In my opinion the Federal Constitution has dealt with this deadly danger to the press in the only way possible without leaving the free press open to destruction -- by granting the press an absolute immunity for criticism of the way public officials do their public duty. Stopgap measures like those the Court adopts are in my judgment not enough. This record certainly does not indicate that any different verdict would have been rendered here whatever the Court had charged the jury about "malice," "truth," "good motives," "justifiable ends," or any other legal formulas which in theory would protect the press.
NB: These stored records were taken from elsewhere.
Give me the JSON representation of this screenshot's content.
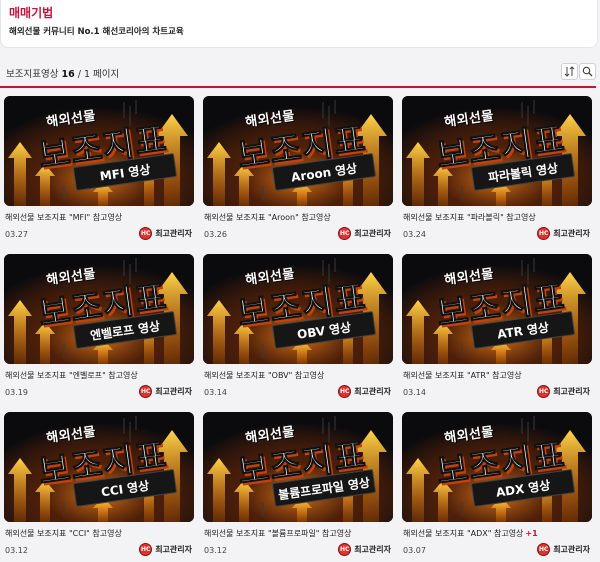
{
  "header": {
    "title": "매매기법",
    "description": "해외선물 커뮤니티 No.1 해선코리아의 차트교육"
  },
  "toolbar": {
    "label": "보조지표영상",
    "count": "16",
    "pages": "/ 1 페이지",
    "sort_icon": "sort-icon",
    "search_icon": "search-icon"
  },
  "colors": {
    "accent": "#c4163d",
    "thumb_glow": "#ff8a1a",
    "avatar": "#e0322e"
  },
  "thumb_common": {
    "line1": "해외선물",
    "line2": "보조지표"
  },
  "posts": [
    {
      "banner": "MFI 영상",
      "title": "해외선물 보조지표 \"MFI\" 참고영상",
      "date": "03.27",
      "author": "최고관리자",
      "badge": ""
    },
    {
      "banner": "Aroon 영상",
      "title": "해외선물 보조지표 \"Aroon\" 참고영상",
      "date": "03.26",
      "author": "최고관리자",
      "badge": ""
    },
    {
      "banner": "파라볼릭 영상",
      "title": "해외선물 보조지표 \"파라볼릭\" 참고영상",
      "date": "03.24",
      "author": "최고관리자",
      "badge": ""
    },
    {
      "banner": "엔벨로프 영상",
      "title": "해외선물 보조지표 \"엔벨로프\" 참고영상",
      "date": "03.19",
      "author": "최고관리자",
      "badge": ""
    },
    {
      "banner": "OBV 영상",
      "title": "해외선물 보조지표 \"OBV\" 참고영상",
      "date": "03.14",
      "author": "최고관리자",
      "badge": ""
    },
    {
      "banner": "ATR 영상",
      "title": "해외선물 보조지표 \"ATR\" 참고영상",
      "date": "03.14",
      "author": "최고관리자",
      "badge": ""
    },
    {
      "banner": "CCI 영상",
      "title": "해외선물 보조지표 \"CCI\" 참고영상",
      "date": "03.12",
      "author": "최고관리자",
      "badge": ""
    },
    {
      "banner": "볼륨프로파일 영상",
      "title": "해외선물 보조지표 \"볼륨프로파일\" 참고영상",
      "date": "03.12",
      "author": "최고관리자",
      "badge": ""
    },
    {
      "banner": "ADX 영상",
      "title": "해외선물 보조지표 \"ADX\" 참고영상",
      "date": "03.07",
      "author": "최고관리자",
      "badge": "+1"
    }
  ]
}
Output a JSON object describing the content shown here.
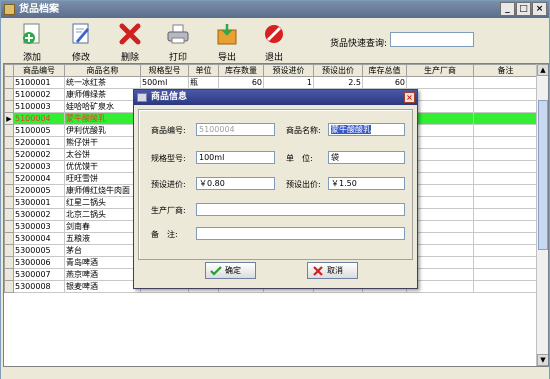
{
  "window": {
    "title": "货品档案"
  },
  "toolbar": {
    "add": "添加",
    "edit": "修改",
    "delete": "删除",
    "print": "打印",
    "export": "导出",
    "exit": "退出",
    "search_label": "货品快速查询:",
    "search_value": ""
  },
  "grid": {
    "columns": [
      "商品编号",
      "商品名称",
      "规格型号",
      "单位",
      "库存数量",
      "预设进价",
      "预设出价",
      "库存总值",
      "生产厂商",
      "备注"
    ],
    "rows": [
      [
        "5100001",
        "统一冰红茶",
        "500ml",
        "瓶",
        "60",
        "1",
        "2.5",
        "60",
        "",
        ""
      ],
      [
        "5100002",
        "康师傅绿茶",
        "",
        "",
        "",
        "",
        "",
        "",
        "",
        ""
      ],
      [
        "5100003",
        "娃哈哈矿泉水",
        "",
        "",
        "",
        "",
        "",
        "",
        "",
        ""
      ],
      [
        "5100004",
        "蒙牛酸酸乳",
        "",
        "",
        "",
        "",
        "",
        "",
        "",
        ""
      ],
      [
        "5100005",
        "伊利优酸乳",
        "",
        "",
        "",
        "",
        "",
        "",
        "",
        ""
      ],
      [
        "5200001",
        "熊仔饼干",
        "",
        "",
        "",
        "",
        "",
        "",
        "",
        ""
      ],
      [
        "5200002",
        "太谷饼",
        "",
        "",
        "",
        "",
        "",
        "",
        "",
        ""
      ],
      [
        "5200003",
        "优优馍干",
        "",
        "",
        "",
        "",
        "",
        "",
        "",
        ""
      ],
      [
        "5200004",
        "旺旺雪饼",
        "",
        "",
        "",
        "",
        "",
        "",
        "",
        ""
      ],
      [
        "5200005",
        "康师傅红烧牛肉面",
        "",
        "",
        "",
        "",
        "",
        "",
        "",
        ""
      ],
      [
        "5300001",
        "红星二锅头",
        "",
        "",
        "",
        "",
        "",
        "",
        "",
        ""
      ],
      [
        "5300002",
        "北京二锅头",
        "",
        "",
        "",
        "",
        "",
        "",
        "",
        ""
      ],
      [
        "5300003",
        "剑南春",
        "",
        "",
        "",
        "",
        "",
        "",
        "",
        ""
      ],
      [
        "5300004",
        "五粮液",
        "",
        "",
        "",
        "",
        "",
        "",
        "",
        ""
      ],
      [
        "5300005",
        "茅台",
        "",
        "",
        "",
        "",
        "",
        "",
        "",
        ""
      ],
      [
        "5300006",
        "青岛啤酒",
        "",
        "",
        "",
        "",
        "",
        "",
        "",
        ""
      ],
      [
        "5300007",
        "燕京啤酒",
        "",
        "",
        "",
        "",
        "",
        "",
        "",
        ""
      ],
      [
        "5300008",
        "银麦啤酒",
        "",
        "",
        "",
        "",
        "",
        "",
        "",
        ""
      ]
    ],
    "selected_row": 3
  },
  "dialog": {
    "title": "商品信息",
    "code_label": "商品编号:",
    "code_value": "5100004",
    "name_label": "商品名称:",
    "name_value": "蒙牛酸酸乳",
    "spec_label": "规格型号:",
    "spec_value": "100ml",
    "unit_label": "单　位:",
    "unit_value": "袋",
    "buy_label": "预设进价:",
    "buy_value": "￥0.80",
    "sell_label": "预设出价:",
    "sell_value": "￥1.50",
    "maker_label": "生产厂商:",
    "maker_value": "",
    "note_label": "备　注:",
    "note_value": "",
    "ok_label": "确定",
    "cancel_label": "取消"
  },
  "colors": {
    "selected_row_bg": "#33ee33",
    "selected_row_text": "#ff3030",
    "dialog_title_bg": "#2a3880"
  }
}
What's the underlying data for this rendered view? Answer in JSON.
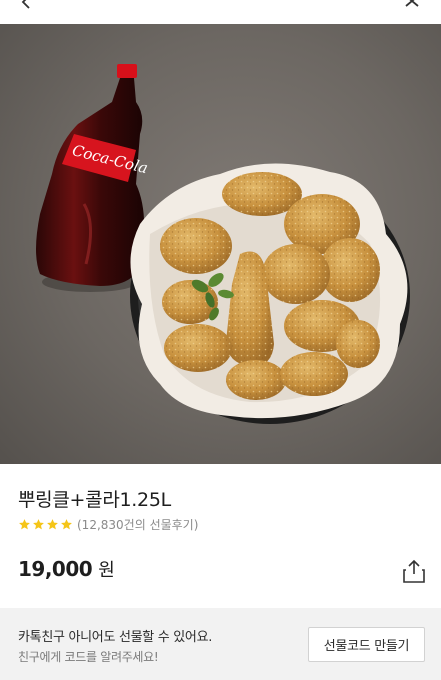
{
  "header": {
    "back_icon": "chevron-left-icon",
    "close_icon": "close-icon"
  },
  "hero_image": {
    "bottle_label": "Coca-Cola"
  },
  "product": {
    "title": "뿌링클+콜라1.25L",
    "rating_stars": 4,
    "review_text": "(12,830건의 선물후기)",
    "price": "19,000",
    "price_unit": "원",
    "star_color": "#f5c518"
  },
  "gift_panel": {
    "main_text": "카톡친구 아니어도 선물할 수 있어요.",
    "sub_text": "친구에게 코드를 알려주세요!",
    "button_label": "선물코드 만들기"
  }
}
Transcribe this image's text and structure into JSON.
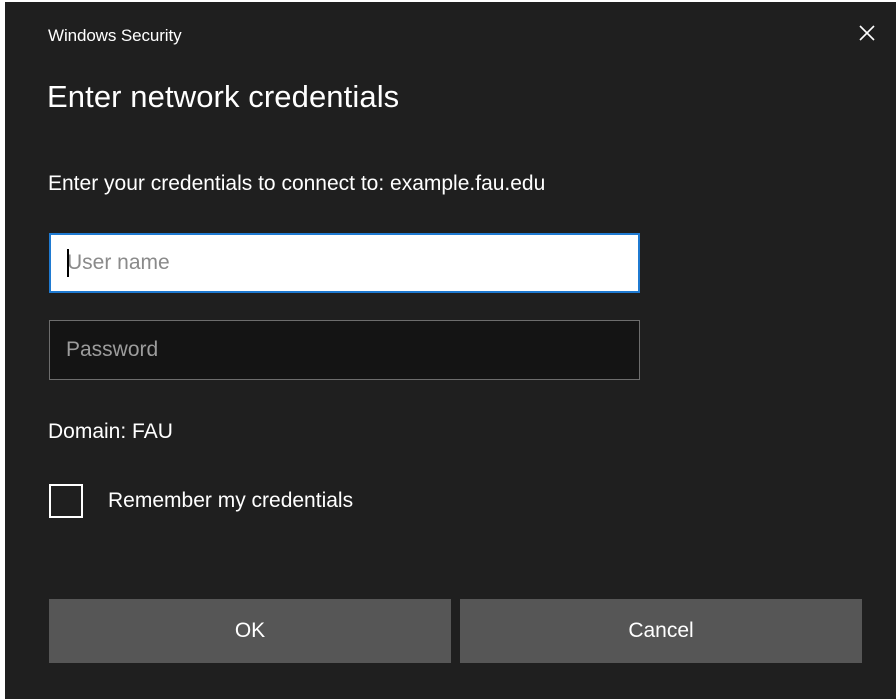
{
  "window": {
    "title": "Windows Security",
    "close_icon": "close-icon"
  },
  "dialog": {
    "heading": "Enter network credentials",
    "prompt": "Enter your credentials to connect to: example.fau.edu",
    "username": {
      "value": "",
      "placeholder": "User name"
    },
    "password": {
      "value": "",
      "placeholder": "Password"
    },
    "domain": "Domain: FAU",
    "remember": {
      "label": "Remember my credentials",
      "checked": false
    },
    "buttons": {
      "ok": "OK",
      "cancel": "Cancel"
    }
  },
  "colors": {
    "background": "#1f1f1f",
    "focus_border": "#1f7ad1",
    "button": "#565656"
  }
}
Nor does the record indicate that any of these legalistic words would have caused the courts below to set aside or to reduce the half-million-dollar verdict in any amount....
MR. JUSTICE GOLDBERG, with whom MR. JUSTICE DOUGLAS joins, concurring in the result.
The Court today announces a constitutional standard which prohibits "a public official from recovering damages for a defamatory falsehood relating to his official conduct unless he proves that the statement was made with 'actual malice' -- that is, with knowledge that it was false or with reckless disregard of whether it was false or not." The Court thus rules that the Constitution gives citizens and newspapers a "conditional privilege" immunizing nonmalicious misstatements of fact regarding the official conduct of a government officer. The impressive array of history and precedent marshaled by the Court, however, confirms my belief that the Constitution affords greater protection than that provided by the Court's standard to citizen and press in exercising the right of public criticism.
In my view, the First and Fourteenth Amendments to the Constitution afford to the citizen and to the press an absolute, unconditional privilege to criticize official conduct despite the harm which may flow from excesses and abuses....